■ **EXERCISE**
The expected answer is all of the entries, written out exactly.

─── TASK INPUT ───

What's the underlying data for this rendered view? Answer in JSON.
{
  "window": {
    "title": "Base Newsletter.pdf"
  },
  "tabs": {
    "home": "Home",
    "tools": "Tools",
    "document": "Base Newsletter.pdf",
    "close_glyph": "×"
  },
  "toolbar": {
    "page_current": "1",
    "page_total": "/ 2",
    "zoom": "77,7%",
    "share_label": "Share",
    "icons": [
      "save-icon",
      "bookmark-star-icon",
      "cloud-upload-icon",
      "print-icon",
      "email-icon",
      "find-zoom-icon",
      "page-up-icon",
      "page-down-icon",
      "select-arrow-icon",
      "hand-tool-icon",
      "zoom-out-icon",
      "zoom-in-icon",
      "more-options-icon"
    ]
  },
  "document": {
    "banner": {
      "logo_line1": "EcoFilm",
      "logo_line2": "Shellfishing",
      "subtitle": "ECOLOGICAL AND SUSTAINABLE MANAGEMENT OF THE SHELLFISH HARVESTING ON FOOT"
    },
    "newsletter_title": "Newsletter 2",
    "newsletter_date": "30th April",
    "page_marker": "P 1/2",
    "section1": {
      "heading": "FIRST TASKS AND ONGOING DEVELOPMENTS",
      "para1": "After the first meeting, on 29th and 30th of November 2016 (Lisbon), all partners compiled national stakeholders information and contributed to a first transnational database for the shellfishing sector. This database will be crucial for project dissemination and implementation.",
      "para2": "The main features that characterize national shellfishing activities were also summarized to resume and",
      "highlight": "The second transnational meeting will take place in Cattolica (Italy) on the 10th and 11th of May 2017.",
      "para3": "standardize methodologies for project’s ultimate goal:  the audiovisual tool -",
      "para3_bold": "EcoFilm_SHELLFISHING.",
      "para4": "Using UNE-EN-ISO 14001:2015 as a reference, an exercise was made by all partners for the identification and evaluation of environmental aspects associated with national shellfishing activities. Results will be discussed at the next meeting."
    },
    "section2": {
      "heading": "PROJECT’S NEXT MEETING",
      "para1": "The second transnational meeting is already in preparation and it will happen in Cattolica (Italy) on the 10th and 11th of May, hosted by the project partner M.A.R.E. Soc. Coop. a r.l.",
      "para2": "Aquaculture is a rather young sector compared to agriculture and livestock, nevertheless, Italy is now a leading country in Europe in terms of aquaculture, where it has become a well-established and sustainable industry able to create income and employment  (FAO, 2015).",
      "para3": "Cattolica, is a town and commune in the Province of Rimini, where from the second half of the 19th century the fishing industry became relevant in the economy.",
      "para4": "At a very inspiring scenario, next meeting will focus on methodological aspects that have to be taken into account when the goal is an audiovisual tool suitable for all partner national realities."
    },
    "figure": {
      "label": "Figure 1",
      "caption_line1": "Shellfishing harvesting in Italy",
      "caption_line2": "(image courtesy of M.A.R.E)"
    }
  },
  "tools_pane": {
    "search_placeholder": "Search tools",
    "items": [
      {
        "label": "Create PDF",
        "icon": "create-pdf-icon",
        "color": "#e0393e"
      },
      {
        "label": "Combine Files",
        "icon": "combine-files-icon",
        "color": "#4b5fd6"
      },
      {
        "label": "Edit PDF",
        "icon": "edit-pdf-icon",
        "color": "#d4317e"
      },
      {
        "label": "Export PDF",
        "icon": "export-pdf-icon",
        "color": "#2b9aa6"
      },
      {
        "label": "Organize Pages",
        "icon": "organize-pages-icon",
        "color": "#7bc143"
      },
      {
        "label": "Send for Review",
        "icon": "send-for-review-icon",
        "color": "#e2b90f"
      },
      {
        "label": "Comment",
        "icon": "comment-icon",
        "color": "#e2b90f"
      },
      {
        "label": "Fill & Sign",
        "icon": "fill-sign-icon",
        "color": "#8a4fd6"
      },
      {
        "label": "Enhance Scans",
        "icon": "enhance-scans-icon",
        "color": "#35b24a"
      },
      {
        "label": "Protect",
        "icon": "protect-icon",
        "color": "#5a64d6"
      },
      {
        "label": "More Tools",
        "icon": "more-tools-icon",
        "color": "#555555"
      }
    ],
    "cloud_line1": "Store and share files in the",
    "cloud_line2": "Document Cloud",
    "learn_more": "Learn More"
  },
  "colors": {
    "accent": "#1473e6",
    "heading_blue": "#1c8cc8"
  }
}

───

■ **TASK ANSWER**
What's the underlying data for this rendered view? Answer in JSON.
{
  "window": {
    "title": "Base Newsletter.pdf"
  },
  "tabs": {
    "home": "Home",
    "tools": "Tools",
    "document": "Base Newsletter.pdf",
    "close_glyph": "×"
  },
  "toolbar": {
    "page_current": "1",
    "page_total": "/ 2",
    "zoom": "77,7%",
    "share_label": "Share",
    "icons": [
      "save-icon",
      "bookmark-star-icon",
      "cloud-upload-icon",
      "print-icon",
      "email-icon",
      "find-zoom-icon",
      "page-up-icon",
      "page-down-icon",
      "select-arrow-icon",
      "hand-tool-icon",
      "zoom-out-icon",
      "zoom-in-icon",
      "more-options-icon"
    ]
  },
  "document": {
    "banner": {
      "logo_line1": "EcoFilm",
      "logo_line2": "Shellfishing",
      "subtitle": "ECOLOGICAL AND SUSTAINABLE MANAGEMENT OF THE SHELLFISH HARVESTING ON FOOT"
    },
    "newsletter_title": "Newsletter 2",
    "newsletter_date": "30th April",
    "page_marker": "P 1/2",
    "section1": {
      "heading": "FIRST TASKS AND ONGOING DEVELOPMENTS",
      "para1": "After the first meeting, on 29th and 30th of November 2016 (Lisbon), all partners compiled national stakeholders information and contributed to a first transnational database for the shellfishing sector. This database will be crucial for project dissemination and implementation.",
      "para2": "The main features that characterize national shellfishing activities were also summarized to resume and",
      "highlight": "The second transnational meeting will take place in Cattolica (Italy) on the 10th and 11th of May 2017.",
      "para3": "standardize methodologies for project’s ultimate goal:  the audiovisual tool -",
      "para3_bold": "EcoFilm_SHELLFISHING.",
      "para4": "Using UNE-EN-ISO 14001:2015 as a reference, an exercise was made by all partners for the identification and evaluation of environmental aspects associated with national shellfishing activities. Results will be discussed at the next meeting."
    },
    "section2": {
      "heading": "PROJECT’S NEXT MEETING",
      "para1": "The second transnational meeting is already in preparation and it will happen in Cattolica (Italy) on the 10th and 11th of May, hosted by the project partner M.A.R.E. Soc. Coop. a r.l.",
      "para2": "Aquaculture is a rather young sector compared to agriculture and livestock, nevertheless, Italy is now a leading country in Europe in terms of aquaculture, where it has become a well-established and sustainable industry able to create income and employment  (FAO, 2015).",
      "para3": "Cattolica, is a town and commune in the Province of Rimini, where from the second half of the 19th century the fishing industry became relevant in the economy.",
      "para4": "At a very inspiring scenario, next meeting will focus on methodological aspects that have to be taken into account when the goal is an audiovisual tool suitable for all partner national realities."
    },
    "figure": {
      "label": "Figure 1",
      "caption_line1": "Shellfishing harvesting in Italy",
      "caption_line2": "(image courtesy of M.A.R.E)"
    }
  },
  "tools_pane": {
    "search_placeholder": "Search tools",
    "items": [
      {
        "label": "Create PDF",
        "icon": "create-pdf-icon",
        "color": "#e0393e"
      },
      {
        "label": "Combine Files",
        "icon": "combine-files-icon",
        "color": "#4b5fd6"
      },
      {
        "label": "Edit PDF",
        "icon": "edit-pdf-icon",
        "color": "#d4317e"
      },
      {
        "label": "Export PDF",
        "icon": "export-pdf-icon",
        "color": "#2b9aa6"
      },
      {
        "label": "Organize Pages",
        "icon": "organize-pages-icon",
        "color": "#7bc143"
      },
      {
        "label": "Send for Review",
        "icon": "send-for-review-icon",
        "color": "#e2b90f"
      },
      {
        "label": "Comment",
        "icon": "comment-icon",
        "color": "#e2b90f"
      },
      {
        "label": "Fill & Sign",
        "icon": "fill-sign-icon",
        "color": "#8a4fd6"
      },
      {
        "label": "Enhance Scans",
        "icon": "enhance-scans-icon",
        "color": "#35b24a"
      },
      {
        "label": "Protect",
        "icon": "protect-icon",
        "color": "#5a64d6"
      },
      {
        "label": "More Tools",
        "icon": "more-tools-icon",
        "color": "#555555"
      }
    ],
    "cloud_line1": "Store and share files in the",
    "cloud_line2": "Document Cloud",
    "learn_more": "Learn More"
  },
  "colors": {
    "accent": "#1473e6",
    "heading_blue": "#1c8cc8"
  }
}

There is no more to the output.